BEGIN RECORDS FOR THIS TASK
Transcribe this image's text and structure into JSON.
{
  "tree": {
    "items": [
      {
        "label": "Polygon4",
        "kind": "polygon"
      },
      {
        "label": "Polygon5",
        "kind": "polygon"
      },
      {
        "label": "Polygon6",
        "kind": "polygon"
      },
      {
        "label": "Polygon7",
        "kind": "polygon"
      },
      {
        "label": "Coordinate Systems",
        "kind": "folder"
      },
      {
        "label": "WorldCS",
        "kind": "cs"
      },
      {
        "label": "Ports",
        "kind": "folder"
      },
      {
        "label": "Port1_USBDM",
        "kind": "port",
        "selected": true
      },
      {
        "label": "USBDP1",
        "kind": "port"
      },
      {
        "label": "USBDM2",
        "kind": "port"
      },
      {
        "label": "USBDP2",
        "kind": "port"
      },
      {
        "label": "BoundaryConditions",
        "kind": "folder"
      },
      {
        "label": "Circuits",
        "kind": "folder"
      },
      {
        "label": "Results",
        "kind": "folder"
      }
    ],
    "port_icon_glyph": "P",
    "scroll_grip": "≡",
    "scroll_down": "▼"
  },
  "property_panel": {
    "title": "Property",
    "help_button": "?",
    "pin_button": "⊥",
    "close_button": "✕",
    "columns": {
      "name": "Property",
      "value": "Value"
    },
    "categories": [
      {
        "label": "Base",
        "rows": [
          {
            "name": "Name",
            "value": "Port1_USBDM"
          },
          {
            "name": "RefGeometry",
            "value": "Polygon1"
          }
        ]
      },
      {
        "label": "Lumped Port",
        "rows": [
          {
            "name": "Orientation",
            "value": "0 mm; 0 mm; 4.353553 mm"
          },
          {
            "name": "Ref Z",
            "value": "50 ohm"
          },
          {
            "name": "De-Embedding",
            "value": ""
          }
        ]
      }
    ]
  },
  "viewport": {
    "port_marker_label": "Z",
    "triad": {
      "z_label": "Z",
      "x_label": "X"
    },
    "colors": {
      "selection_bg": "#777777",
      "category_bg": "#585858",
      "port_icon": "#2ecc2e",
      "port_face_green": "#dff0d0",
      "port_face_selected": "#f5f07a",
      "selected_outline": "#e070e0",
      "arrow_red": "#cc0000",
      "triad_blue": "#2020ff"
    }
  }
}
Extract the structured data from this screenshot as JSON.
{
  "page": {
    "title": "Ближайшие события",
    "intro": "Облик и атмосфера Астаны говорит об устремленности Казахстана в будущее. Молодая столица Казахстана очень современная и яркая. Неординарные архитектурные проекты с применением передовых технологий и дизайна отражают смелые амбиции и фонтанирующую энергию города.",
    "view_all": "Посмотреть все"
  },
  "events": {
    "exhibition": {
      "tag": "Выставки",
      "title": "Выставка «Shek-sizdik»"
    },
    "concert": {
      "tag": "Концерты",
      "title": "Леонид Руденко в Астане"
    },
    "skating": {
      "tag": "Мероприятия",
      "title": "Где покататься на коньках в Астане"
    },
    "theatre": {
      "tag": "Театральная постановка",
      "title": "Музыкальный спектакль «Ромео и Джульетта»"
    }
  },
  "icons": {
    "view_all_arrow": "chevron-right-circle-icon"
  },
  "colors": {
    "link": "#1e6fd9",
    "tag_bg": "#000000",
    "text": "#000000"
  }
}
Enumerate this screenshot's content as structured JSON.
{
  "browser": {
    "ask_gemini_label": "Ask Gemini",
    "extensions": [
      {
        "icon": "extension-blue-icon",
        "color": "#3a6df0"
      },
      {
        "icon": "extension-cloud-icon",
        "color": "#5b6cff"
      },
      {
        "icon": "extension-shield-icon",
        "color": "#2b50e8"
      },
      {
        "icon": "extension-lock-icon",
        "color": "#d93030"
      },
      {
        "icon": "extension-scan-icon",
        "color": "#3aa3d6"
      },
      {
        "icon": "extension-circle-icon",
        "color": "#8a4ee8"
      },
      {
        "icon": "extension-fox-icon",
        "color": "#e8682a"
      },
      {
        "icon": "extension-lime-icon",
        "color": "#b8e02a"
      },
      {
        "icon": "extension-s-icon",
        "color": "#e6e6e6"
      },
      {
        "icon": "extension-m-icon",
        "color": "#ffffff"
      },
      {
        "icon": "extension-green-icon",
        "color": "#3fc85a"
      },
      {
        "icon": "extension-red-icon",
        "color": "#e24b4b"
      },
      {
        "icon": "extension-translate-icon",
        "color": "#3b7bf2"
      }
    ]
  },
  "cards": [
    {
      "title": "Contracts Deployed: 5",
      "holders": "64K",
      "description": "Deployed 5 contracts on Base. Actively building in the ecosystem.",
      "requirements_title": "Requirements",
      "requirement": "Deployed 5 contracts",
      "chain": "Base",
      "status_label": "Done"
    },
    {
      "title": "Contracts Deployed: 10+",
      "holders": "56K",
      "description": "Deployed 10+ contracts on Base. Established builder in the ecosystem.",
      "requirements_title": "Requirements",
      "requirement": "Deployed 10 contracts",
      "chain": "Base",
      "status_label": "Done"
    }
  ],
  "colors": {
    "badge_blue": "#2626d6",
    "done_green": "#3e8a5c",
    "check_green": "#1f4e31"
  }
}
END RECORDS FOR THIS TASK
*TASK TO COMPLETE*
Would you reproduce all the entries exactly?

*WRITTEN ANSWER*
Transcribe this image's text and structure into JSON.
{
  "tree": {
    "items": [
      {
        "label": "Polygon4",
        "kind": "polygon"
      },
      {
        "label": "Polygon5",
        "kind": "polygon"
      },
      {
        "label": "Polygon6",
        "kind": "polygon"
      },
      {
        "label": "Polygon7",
        "kind": "polygon"
      },
      {
        "label": "Coordinate Systems",
        "kind": "folder"
      },
      {
        "label": "WorldCS",
        "kind": "cs"
      },
      {
        "label": "Ports",
        "kind": "folder"
      },
      {
        "label": "Port1_USBDM",
        "kind": "port",
        "selected": true
      },
      {
        "label": "USBDP1",
        "kind": "port"
      },
      {
        "label": "USBDM2",
        "kind": "port"
      },
      {
        "label": "USBDP2",
        "kind": "port"
      },
      {
        "label": "BoundaryConditions",
        "kind": "folder"
      },
      {
        "label": "Circuits",
        "kind": "folder"
      },
      {
        "label": "Results",
        "kind": "folder"
      }
    ],
    "port_icon_glyph": "P",
    "scroll_grip": "≡",
    "scroll_down": "▼"
  },
  "property_panel": {
    "title": "Property",
    "help_button": "?",
    "pin_button": "⊥",
    "close_button": "✕",
    "columns": {
      "name": "Property",
      "value": "Value"
    },
    "categories": [
      {
        "label": "Base",
        "rows": [
          {
            "name": "Name",
            "value": "Port1_USBDM"
          },
          {
            "name": "RefGeometry",
            "value": "Polygon1"
          }
        ]
      },
      {
        "label": "Lumped Port",
        "rows": [
          {
            "name": "Orientation",
            "value": "0 mm; 0 mm; 4.353553 mm"
          },
          {
            "name": "Ref Z",
            "value": "50 ohm"
          },
          {
            "name": "De-Embedding",
            "value": ""
          }
        ]
      }
    ]
  },
  "viewport": {
    "port_marker_label": "Z",
    "triad": {
      "z_label": "Z",
      "x_label": "X"
    },
    "colors": {
      "selection_bg": "#777777",
      "category_bg": "#585858",
      "port_icon": "#2ecc2e",
      "port_face_green": "#dff0d0",
      "port_face_selected": "#f5f07a",
      "selected_outline": "#e070e0",
      "arrow_red": "#cc0000",
      "triad_blue": "#2020ff"
    }
  }
}
Extract the structured data from this screenshot as JSON.
{
  "page": {
    "title": "Ближайшие события",
    "intro": "Облик и атмосфера Астаны говорит об устремленности Казахстана в будущее. Молодая столица Казахстана очень современная и яркая. Неординарные архитектурные проекты с применением передовых технологий и дизайна отражают смелые амбиции и фонтанирующую энергию города.",
    "view_all": "Посмотреть все"
  },
  "events": {
    "exhibition": {
      "tag": "Выставки",
      "title": "Выставка «Shek-sizdik»"
    },
    "concert": {
      "tag": "Концерты",
      "title": "Леонид Руденко в Астане"
    },
    "skating": {
      "tag": "Мероприятия",
      "title": "Где покататься на коньках в Астане"
    },
    "theatre": {
      "tag": "Театральная постановка",
      "title": "Музыкальный спектакль «Ромео и Джульетта»"
    }
  },
  "icons": {
    "view_all_arrow": "chevron-right-circle-icon"
  },
  "colors": {
    "link": "#1e6fd9",
    "tag_bg": "#000000",
    "text": "#000000"
  }
}
Enumerate this screenshot's content as structured JSON.
{
  "browser": {
    "ask_gemini_label": "Ask Gemini",
    "extensions": [
      {
        "icon": "extension-blue-icon",
        "color": "#3a6df0"
      },
      {
        "icon": "extension-cloud-icon",
        "color": "#5b6cff"
      },
      {
        "icon": "extension-shield-icon",
        "color": "#2b50e8"
      },
      {
        "icon": "extension-lock-icon",
        "color": "#d93030"
      },
      {
        "icon": "extension-scan-icon",
        "color": "#3aa3d6"
      },
      {
        "icon": "extension-circle-icon",
        "color": "#8a4ee8"
      },
      {
        "icon": "extension-fox-icon",
        "color": "#e8682a"
      },
      {
        "icon": "extension-lime-icon",
        "color": "#b8e02a"
      },
      {
        "icon": "extension-s-icon",
        "color": "#e6e6e6"
      },
      {
        "icon": "extension-m-icon",
        "color": "#ffffff"
      },
      {
        "icon": "extension-green-icon",
        "color": "#3fc85a"
      },
      {
        "icon": "extension-red-icon",
        "color": "#e24b4b"
      },
      {
        "icon": "extension-translate-icon",
        "color": "#3b7bf2"
      }
    ]
  },
  "cards": [
    {
      "title": "Contracts Deployed: 5",
      "holders": "64K",
      "description": "Deployed 5 contracts on Base. Actively building in the ecosystem.",
      "requirements_title": "Requirements",
      "requirement": "Deployed 5 contracts",
      "chain": "Base",
      "status_label": "Done"
    },
    {
      "title": "Contracts Deployed: 10+",
      "holders": "56K",
      "description": "Deployed 10+ contracts on Base. Established builder in the ecosystem.",
      "requirements_title": "Requirements",
      "requirement": "Deployed 10 contracts",
      "chain": "Base",
      "status_label": "Done"
    }
  ],
  "colors": {
    "badge_blue": "#2626d6",
    "done_green": "#3e8a5c",
    "check_green": "#1f4e31"
  }
}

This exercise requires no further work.